##### Material to process

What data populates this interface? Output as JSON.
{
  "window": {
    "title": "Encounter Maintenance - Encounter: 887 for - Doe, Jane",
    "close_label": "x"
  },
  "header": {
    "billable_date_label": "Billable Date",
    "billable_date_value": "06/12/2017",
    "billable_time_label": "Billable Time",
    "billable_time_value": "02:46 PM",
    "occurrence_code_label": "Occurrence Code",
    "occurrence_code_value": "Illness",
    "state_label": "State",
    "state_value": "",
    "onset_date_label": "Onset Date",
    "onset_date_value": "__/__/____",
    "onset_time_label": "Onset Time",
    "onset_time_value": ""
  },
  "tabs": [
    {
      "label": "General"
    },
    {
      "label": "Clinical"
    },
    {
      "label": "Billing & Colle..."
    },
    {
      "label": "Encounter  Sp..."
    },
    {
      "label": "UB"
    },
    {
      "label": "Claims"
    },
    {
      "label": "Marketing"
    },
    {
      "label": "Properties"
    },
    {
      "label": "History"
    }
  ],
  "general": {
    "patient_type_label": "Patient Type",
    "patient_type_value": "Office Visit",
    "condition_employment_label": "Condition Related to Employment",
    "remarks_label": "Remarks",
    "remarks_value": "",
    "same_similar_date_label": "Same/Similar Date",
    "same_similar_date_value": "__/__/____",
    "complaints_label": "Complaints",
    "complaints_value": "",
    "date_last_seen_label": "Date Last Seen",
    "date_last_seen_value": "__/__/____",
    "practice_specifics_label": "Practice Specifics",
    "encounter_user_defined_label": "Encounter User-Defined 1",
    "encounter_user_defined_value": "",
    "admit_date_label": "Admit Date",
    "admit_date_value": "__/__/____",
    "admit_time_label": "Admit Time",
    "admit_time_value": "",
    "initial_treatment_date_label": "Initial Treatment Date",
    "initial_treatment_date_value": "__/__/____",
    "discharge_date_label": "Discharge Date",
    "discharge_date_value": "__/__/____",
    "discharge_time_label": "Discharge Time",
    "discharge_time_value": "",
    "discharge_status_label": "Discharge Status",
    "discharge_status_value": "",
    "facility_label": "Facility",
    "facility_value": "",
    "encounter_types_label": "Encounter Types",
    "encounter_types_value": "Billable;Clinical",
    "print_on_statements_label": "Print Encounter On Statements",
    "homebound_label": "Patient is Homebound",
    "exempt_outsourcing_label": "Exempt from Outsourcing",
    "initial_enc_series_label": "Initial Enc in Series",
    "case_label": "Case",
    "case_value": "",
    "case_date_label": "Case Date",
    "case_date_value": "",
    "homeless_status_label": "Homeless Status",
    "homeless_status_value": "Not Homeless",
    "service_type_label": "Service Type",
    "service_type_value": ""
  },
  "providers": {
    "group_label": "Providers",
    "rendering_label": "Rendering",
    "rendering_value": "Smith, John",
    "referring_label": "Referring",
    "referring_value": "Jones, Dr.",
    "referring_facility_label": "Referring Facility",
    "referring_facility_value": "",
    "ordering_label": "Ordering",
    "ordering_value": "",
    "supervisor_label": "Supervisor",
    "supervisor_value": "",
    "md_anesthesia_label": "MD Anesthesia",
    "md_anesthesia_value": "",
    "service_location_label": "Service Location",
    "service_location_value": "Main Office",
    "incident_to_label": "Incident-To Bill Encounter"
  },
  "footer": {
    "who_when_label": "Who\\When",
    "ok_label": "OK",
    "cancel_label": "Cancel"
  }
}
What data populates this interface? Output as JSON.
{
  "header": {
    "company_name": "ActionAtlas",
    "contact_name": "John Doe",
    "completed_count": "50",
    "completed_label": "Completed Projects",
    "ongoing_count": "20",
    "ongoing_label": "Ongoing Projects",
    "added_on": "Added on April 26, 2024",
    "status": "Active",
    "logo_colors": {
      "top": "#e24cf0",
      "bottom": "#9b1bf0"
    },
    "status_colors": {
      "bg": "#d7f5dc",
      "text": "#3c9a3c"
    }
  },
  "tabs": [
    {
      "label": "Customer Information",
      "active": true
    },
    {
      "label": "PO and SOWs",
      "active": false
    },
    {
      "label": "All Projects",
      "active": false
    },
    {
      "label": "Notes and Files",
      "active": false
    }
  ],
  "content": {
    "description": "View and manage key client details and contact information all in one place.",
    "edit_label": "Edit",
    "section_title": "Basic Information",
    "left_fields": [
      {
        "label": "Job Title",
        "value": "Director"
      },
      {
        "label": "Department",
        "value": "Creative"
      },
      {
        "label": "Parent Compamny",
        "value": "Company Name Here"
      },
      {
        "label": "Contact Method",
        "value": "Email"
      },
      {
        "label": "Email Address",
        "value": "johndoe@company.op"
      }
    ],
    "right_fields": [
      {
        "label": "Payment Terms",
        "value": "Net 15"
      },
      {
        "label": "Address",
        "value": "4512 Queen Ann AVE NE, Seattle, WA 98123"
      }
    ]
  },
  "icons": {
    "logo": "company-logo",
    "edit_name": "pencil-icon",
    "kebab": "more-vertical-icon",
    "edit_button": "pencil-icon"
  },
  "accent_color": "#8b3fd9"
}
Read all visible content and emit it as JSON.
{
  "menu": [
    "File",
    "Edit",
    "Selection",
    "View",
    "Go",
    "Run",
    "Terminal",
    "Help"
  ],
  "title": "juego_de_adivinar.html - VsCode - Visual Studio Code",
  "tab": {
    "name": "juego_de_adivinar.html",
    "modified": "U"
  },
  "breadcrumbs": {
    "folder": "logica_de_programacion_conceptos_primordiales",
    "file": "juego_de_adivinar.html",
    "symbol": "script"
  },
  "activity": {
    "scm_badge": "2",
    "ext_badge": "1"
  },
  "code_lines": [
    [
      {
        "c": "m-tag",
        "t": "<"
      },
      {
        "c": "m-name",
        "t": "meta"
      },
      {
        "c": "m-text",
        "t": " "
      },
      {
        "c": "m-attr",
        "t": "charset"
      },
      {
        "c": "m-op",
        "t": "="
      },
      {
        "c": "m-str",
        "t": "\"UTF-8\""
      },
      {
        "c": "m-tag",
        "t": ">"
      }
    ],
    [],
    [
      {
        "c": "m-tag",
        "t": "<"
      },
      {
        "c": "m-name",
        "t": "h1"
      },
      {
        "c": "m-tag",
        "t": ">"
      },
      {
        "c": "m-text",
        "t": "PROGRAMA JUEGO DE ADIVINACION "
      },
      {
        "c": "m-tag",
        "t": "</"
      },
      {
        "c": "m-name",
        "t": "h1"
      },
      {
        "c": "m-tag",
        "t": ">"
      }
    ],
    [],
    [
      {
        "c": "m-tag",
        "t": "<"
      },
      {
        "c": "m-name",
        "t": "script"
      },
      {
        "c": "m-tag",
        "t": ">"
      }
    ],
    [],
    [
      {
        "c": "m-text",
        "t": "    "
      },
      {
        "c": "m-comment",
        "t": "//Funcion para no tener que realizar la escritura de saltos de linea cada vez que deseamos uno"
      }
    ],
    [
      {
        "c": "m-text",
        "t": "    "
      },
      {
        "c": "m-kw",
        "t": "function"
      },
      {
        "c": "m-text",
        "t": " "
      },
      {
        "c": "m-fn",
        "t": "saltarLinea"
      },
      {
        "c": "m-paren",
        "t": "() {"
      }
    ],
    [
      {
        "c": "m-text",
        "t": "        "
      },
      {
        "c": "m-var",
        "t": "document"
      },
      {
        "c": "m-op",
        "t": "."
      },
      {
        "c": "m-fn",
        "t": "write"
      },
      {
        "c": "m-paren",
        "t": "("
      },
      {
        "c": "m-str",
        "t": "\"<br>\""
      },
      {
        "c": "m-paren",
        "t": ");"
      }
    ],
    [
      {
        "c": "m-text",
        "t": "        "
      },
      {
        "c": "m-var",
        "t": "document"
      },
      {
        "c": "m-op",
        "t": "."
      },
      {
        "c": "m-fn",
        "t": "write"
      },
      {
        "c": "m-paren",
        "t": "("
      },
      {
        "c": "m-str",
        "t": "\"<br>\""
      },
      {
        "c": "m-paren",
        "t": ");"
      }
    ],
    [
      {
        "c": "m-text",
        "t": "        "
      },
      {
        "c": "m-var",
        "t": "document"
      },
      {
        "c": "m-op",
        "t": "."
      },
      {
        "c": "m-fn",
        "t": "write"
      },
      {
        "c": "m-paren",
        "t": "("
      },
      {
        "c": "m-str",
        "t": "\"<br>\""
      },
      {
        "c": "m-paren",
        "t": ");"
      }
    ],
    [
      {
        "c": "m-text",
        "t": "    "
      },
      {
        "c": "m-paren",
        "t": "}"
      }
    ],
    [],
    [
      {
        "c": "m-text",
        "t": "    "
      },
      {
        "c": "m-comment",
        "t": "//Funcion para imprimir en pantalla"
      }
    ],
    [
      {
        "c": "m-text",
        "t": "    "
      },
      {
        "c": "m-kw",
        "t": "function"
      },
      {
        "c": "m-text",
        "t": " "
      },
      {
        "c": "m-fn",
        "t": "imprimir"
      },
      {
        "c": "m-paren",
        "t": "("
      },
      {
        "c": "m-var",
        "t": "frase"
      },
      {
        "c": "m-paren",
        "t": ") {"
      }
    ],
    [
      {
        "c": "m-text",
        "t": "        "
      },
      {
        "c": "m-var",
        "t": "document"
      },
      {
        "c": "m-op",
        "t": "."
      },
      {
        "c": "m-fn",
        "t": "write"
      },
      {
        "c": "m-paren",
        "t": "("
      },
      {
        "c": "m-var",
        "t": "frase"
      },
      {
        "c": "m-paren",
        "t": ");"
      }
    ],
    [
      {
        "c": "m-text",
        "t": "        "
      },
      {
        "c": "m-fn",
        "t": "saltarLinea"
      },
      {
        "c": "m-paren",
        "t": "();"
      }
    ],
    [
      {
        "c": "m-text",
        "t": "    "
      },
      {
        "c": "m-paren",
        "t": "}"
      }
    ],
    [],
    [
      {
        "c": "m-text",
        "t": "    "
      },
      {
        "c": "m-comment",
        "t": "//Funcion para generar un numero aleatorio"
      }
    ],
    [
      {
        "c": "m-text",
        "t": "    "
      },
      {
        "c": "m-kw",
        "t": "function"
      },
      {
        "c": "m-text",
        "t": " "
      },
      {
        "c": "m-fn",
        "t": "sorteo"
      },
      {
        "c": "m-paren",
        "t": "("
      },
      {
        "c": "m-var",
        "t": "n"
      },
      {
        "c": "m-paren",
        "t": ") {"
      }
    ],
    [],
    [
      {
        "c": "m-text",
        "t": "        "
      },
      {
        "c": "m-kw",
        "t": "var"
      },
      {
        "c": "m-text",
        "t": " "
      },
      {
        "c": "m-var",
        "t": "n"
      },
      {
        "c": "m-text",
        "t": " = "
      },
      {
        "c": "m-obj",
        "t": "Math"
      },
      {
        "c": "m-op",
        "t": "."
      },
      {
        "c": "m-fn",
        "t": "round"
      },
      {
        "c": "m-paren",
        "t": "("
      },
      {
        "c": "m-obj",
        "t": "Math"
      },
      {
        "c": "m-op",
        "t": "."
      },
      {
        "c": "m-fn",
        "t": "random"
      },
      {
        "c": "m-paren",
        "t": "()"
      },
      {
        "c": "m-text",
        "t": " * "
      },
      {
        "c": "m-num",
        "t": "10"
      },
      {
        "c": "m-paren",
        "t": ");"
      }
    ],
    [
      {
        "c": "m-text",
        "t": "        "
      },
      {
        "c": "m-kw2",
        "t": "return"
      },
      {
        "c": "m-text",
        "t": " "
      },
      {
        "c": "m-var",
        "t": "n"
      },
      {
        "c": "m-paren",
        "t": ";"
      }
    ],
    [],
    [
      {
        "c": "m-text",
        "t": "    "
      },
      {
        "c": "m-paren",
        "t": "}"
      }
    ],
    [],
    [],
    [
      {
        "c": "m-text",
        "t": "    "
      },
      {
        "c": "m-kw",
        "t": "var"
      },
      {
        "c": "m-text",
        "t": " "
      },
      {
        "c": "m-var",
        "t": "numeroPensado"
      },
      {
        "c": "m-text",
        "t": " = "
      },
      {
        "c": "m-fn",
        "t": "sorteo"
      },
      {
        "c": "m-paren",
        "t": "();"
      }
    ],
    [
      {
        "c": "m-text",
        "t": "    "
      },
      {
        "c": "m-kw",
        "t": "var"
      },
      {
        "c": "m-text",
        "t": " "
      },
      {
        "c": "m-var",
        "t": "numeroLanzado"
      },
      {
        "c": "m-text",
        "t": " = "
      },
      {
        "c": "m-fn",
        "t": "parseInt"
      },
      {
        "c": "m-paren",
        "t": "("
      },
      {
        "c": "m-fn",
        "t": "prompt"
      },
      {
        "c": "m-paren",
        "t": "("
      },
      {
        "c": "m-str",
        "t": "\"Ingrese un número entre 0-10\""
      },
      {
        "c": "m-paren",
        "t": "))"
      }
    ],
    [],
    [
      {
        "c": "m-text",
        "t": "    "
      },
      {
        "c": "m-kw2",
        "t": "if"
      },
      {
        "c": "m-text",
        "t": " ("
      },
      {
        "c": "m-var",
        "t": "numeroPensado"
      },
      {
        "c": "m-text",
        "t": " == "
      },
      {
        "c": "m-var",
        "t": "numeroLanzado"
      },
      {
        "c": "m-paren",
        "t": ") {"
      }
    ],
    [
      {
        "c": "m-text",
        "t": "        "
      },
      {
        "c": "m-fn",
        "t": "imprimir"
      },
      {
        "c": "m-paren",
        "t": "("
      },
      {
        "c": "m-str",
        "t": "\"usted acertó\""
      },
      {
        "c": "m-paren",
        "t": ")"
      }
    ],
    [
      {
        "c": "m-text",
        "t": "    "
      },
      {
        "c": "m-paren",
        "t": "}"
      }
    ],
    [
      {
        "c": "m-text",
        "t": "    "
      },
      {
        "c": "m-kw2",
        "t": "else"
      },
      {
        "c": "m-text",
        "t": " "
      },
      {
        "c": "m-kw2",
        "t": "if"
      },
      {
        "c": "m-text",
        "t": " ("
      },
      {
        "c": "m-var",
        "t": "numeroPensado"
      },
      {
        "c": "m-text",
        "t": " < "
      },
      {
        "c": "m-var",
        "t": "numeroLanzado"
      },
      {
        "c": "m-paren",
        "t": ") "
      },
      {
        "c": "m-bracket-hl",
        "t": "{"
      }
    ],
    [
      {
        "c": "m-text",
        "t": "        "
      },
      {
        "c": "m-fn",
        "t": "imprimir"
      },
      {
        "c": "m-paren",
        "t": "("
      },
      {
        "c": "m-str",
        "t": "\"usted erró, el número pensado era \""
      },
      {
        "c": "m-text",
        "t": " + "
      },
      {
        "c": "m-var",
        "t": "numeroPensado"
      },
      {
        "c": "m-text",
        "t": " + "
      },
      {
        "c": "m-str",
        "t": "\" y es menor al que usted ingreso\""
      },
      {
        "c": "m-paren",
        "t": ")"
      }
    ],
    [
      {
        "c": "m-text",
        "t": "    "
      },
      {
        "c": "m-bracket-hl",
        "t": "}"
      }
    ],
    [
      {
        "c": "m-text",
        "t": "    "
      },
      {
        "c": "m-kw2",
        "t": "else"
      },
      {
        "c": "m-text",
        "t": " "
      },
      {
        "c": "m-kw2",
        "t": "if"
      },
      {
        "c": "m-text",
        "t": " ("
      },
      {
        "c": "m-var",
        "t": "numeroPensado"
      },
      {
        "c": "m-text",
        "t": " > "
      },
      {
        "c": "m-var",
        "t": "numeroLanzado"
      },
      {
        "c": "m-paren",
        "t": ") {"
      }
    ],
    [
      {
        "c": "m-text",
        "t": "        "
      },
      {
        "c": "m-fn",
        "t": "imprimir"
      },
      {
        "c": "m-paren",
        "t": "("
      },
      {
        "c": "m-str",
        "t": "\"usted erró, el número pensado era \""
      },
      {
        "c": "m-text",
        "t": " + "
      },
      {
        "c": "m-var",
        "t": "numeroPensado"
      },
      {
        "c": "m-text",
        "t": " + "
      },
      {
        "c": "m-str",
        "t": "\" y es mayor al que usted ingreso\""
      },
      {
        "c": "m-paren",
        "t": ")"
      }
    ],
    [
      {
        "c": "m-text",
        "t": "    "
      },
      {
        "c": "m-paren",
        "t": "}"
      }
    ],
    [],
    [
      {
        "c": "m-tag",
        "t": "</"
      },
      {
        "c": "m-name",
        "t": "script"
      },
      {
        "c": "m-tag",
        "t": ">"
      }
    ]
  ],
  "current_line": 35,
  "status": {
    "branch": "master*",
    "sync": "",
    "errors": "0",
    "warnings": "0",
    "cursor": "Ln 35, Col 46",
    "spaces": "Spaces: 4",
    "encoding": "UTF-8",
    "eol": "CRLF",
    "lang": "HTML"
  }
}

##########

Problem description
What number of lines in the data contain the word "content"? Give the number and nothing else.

Completed exercise
2